Our customers are still building and need material.
We can’t function if we can’t come to the office to type in these quotes and orders.
Communication internally is going to be nearly impossible if people aren’t in the same office.
I knew we needed to create a remote system of communication, but I thought we had more time to invest in choosing one.
Not everyone is having heartburn over these issues, because many have already adopted a remote platform for their employees driven by the fact that they have multiple locations, or they needed to employ talent outside their commuting radius. The reality, however, is that a large majority of companies are reacting to this issue only today–and it’s a lot sooner than they planned for.
The good news is that there are a couple low-cost, simple ways to keep teams connected during this crisis and beyond.
Inside every crisis, opportunity is being created for companies that are proactive. Companies like Google, Slack, Microsoft, and Zoom are giving their services away for free for 6 months to help companies at a time of need, but they are also increasing their customer base and mailing lists. This is a great opportunity to sign your company up for their services for free, allowing them to serve you through this tough period, and begin to create greater flexibility and efficiencies as you come out of the crisis.

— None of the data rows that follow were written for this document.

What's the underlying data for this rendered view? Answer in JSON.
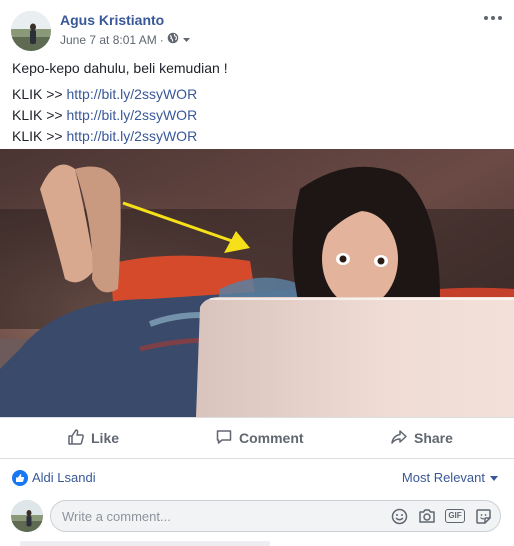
{
  "post": {
    "author": "Agus Kristianto",
    "date": "June 7 at 8:01 AM",
    "separator": "·",
    "text_line1": "Kepo-kepo dahulu, beli kemudian !",
    "links": [
      {
        "prefix": "KLIK >> ",
        "url": "http://bit.ly/2ssyWOR"
      },
      {
        "prefix": "KLIK >> ",
        "url": "http://bit.ly/2ssyWOR"
      },
      {
        "prefix": "KLIK >> ",
        "url": "http://bit.ly/2ssyWOR"
      }
    ]
  },
  "actions": {
    "like": "Like",
    "comment": "Comment",
    "share": "Share"
  },
  "reactions": {
    "likers": "Aldi Lsandi",
    "sort": "Most Relevant"
  },
  "comment_box": {
    "placeholder": "Write a comment...",
    "gif": "GIF"
  },
  "colors": {
    "link": "#385898",
    "secondary_text": "#606770",
    "like_blue": "#1877f2",
    "arrow_yellow": "#f5e01a"
  }
}
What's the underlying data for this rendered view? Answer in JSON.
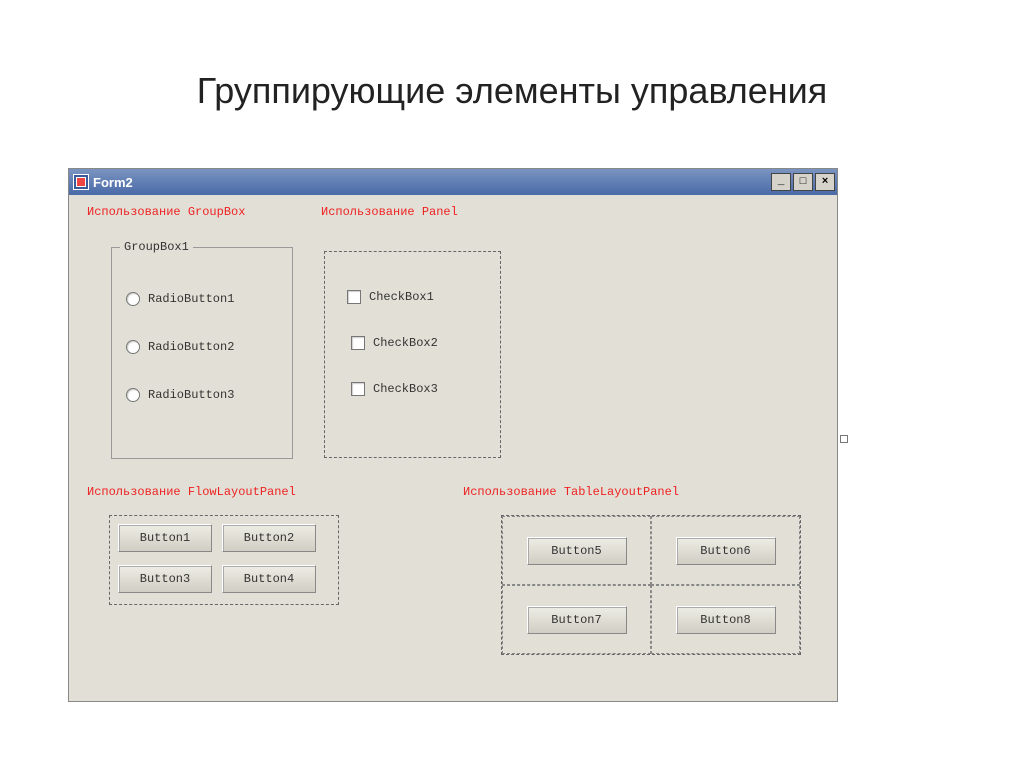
{
  "slideTitle": "Группирующие элементы управления",
  "form": {
    "title": "Form2",
    "sections": {
      "groupbox": "Использование GroupBox",
      "panel": "Использование Panel",
      "flow": "Использование FlowLayoutPanel",
      "table": "Использование TableLayoutPanel"
    },
    "groupboxLegend": "GroupBox1",
    "radios": [
      "RadioButton1",
      "RadioButton2",
      "RadioButton3"
    ],
    "checks": [
      "CheckBox1",
      "CheckBox2",
      "CheckBox3"
    ],
    "flowButtons": [
      "Button1",
      "Button2",
      "Button3",
      "Button4"
    ],
    "tableButtons": [
      "Button5",
      "Button6",
      "Button7",
      "Button8"
    ]
  }
}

The one tool I’m going to focus on is Microsoft Teams. Most companies have an Office 365 account, and Microsoft Teams comes with it. Every user that has an email address has access to Teams and can use all of its tools on-site and remotely. It also has an easy-to-use app for your phone that shares all the functionality of the computer version.

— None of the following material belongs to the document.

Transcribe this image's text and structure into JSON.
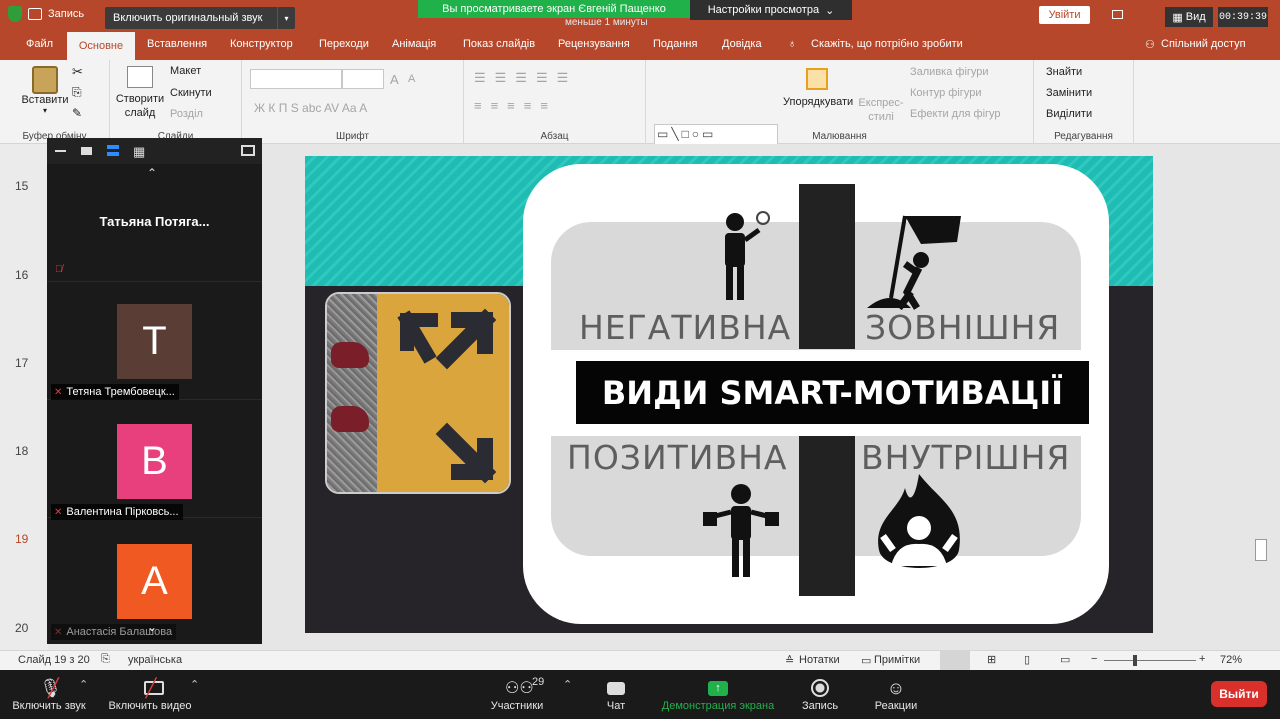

With Microsoft Teams, you can easily store all of your files and have access set up for your whole team. It even supports chatting as an alternative to email when a back-and-forth conversation is needed. This cleans up your inbox for those important customer emails. You can also screenshare with the click of a button.
Most important, you can call people through your computer and use video as needed. Imagine holding conference calls with your team, including video and screenshares, while logging on from your phone or tablet. Consider also connecting with your customers and vendors through Microsoft Teams for meetings, eliminating the drive time and maintaining your social distance.

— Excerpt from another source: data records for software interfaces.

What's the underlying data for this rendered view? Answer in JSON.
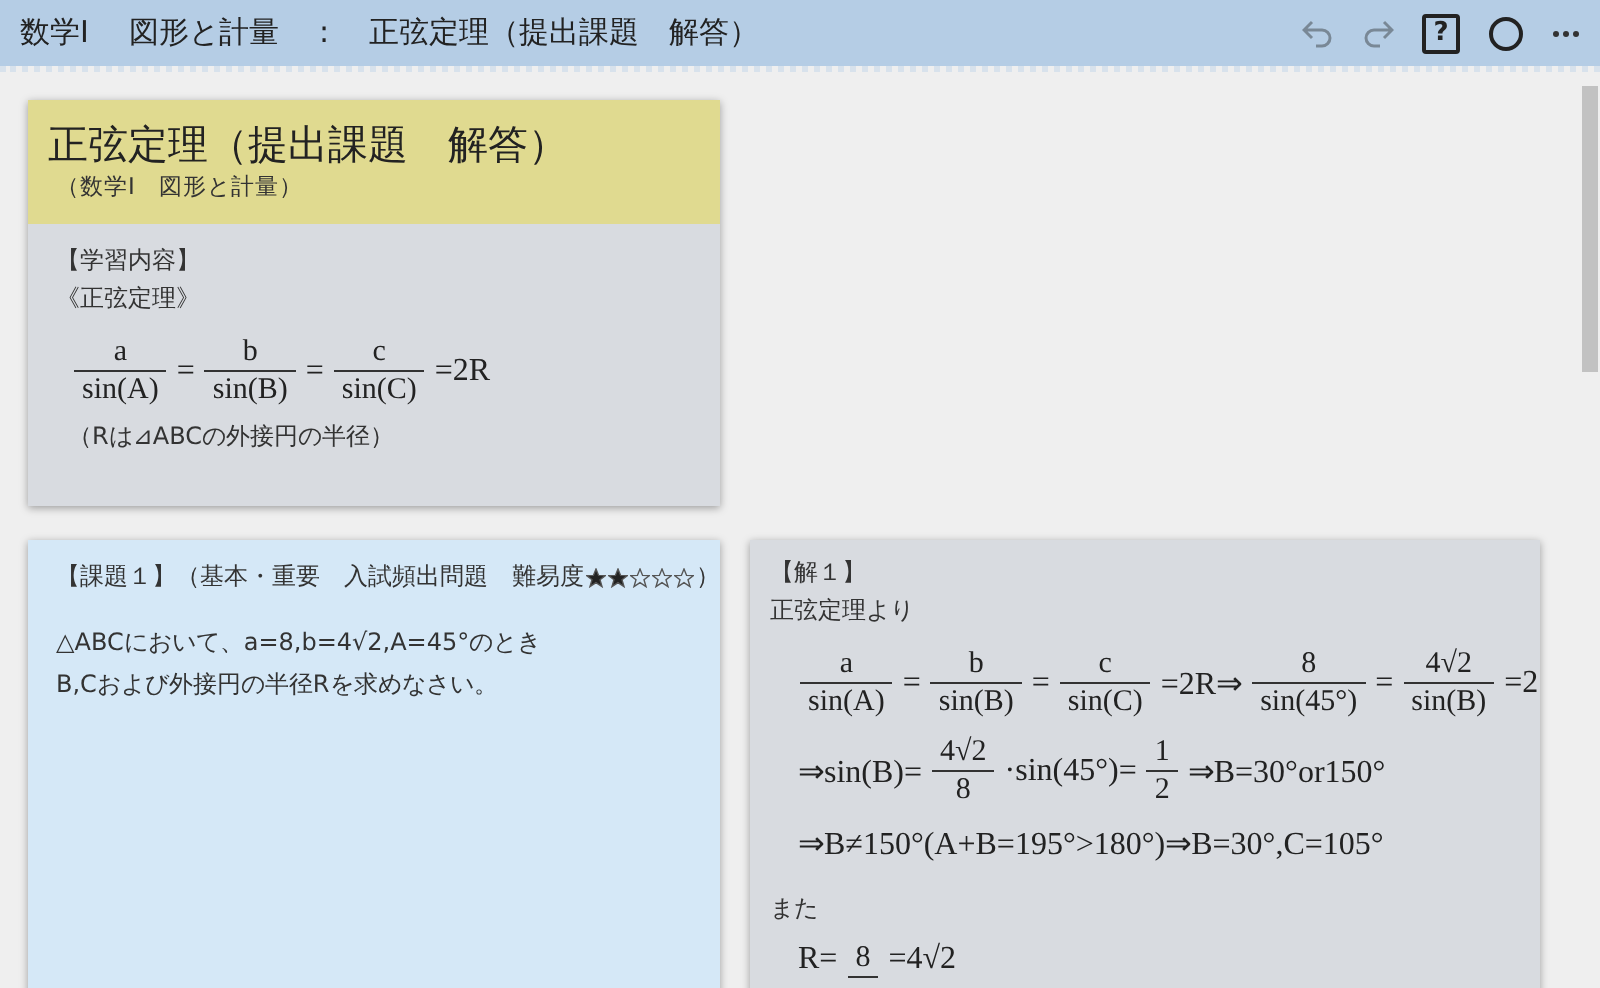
{
  "header": {
    "breadcrumb": [
      "数学Ⅰ",
      "図形と計量",
      ":",
      "正弦定理（提出課題　解答）"
    ],
    "undo": {
      "disabled": true
    },
    "redo": {
      "disabled": true
    },
    "help_label": "?"
  },
  "summary_card": {
    "title": "正弦定理（提出課題　解答）",
    "subtitle": "（数学Ⅰ　図形と計量）",
    "section": "【学習内容】",
    "theorem": "《正弦定理》",
    "formula": [
      {
        "num": "a",
        "den": "sin(A)"
      },
      "=",
      {
        "num": "b",
        "den": "sin(B)"
      },
      "=",
      {
        "num": "c",
        "den": "sin(C)"
      },
      "=2R"
    ],
    "note": "（Rは⊿ABCの外接円の半径）"
  },
  "task_card": {
    "heading": "【課題１】（基本・重要　入試頻出問題　難易度",
    "stars": 2,
    "heading_end": "）",
    "lines": [
      "△ABCにおいて、a=8,b=4√2,A=45°のとき",
      "B,Cおよび外接円の半径Rを求めなさい。"
    ]
  },
  "solution_card": {
    "heading": "【解１】",
    "lines": [
      {
        "kind": "text",
        "text": "正弦定理より"
      },
      {
        "kind": "formula",
        "tokens": [
          {
            "num": "a",
            "den": "sin(A)"
          },
          "=",
          {
            "num": "b",
            "den": "sin(B)"
          },
          "=",
          {
            "num": "c",
            "den": "sin(C)"
          },
          "=2R⇒",
          {
            "num": "8",
            "den": "sin(45°)"
          },
          "=",
          {
            "num": "4√2",
            "den": "sin(B)"
          },
          "=2"
        ]
      },
      {
        "kind": "formula",
        "tokens": [
          "⇒sin(B)=",
          {
            "num": "4√2",
            "den": "8"
          },
          "·sin(45°)=",
          {
            "num": "1",
            "den": "2"
          },
          "⇒B=30°or150°"
        ]
      },
      {
        "kind": "formula",
        "tokens": [
          "⇒B≠150°(A+B=195°>180°)⇒B=30°,C=105°"
        ]
      },
      {
        "kind": "text",
        "text": "また"
      },
      {
        "kind": "formula",
        "tokens": [
          "R=",
          {
            "num": "8"
          },
          "=4√2"
        ]
      }
    ]
  }
}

COVID-19 is painful in many ways to our businesses, but there is a bright side. We will adapt and become more flexible with our workspaces and more efficient with our communication. It will open us up to have remote team members, breaking down the boundaries of geography.
If you are in a higher cost-of-living market, you might start to hire remote team members in support positions like accounting, estimating, purchasing, marketing, etc. This also creates potential opportunities to outsource some of these functions, potentially saving money while bouncing off of variable support teams throughout the seasonality of your business.
Finally, there are resources out there being offered to help businesses and teams transition to a “work-from-home” experience. Wiley has made this classic book, The Year Without Pants – Workpress.com and the Future of Work, available as a free e-book and audiobook. It's all about transitioning to leading a remote team and navigating a work-from-home culture available.
Soule spent 11 years with Zeeland (MI) Lumber and Supply, working his way to vice president. Last October he joined LBM Partner Services, a consultancy. He lives in Mishawaka, IN. Reach him at email@example.com, via phone at 574.532.1222, or on LinkedIn at linkedin.com/in/shanesoule.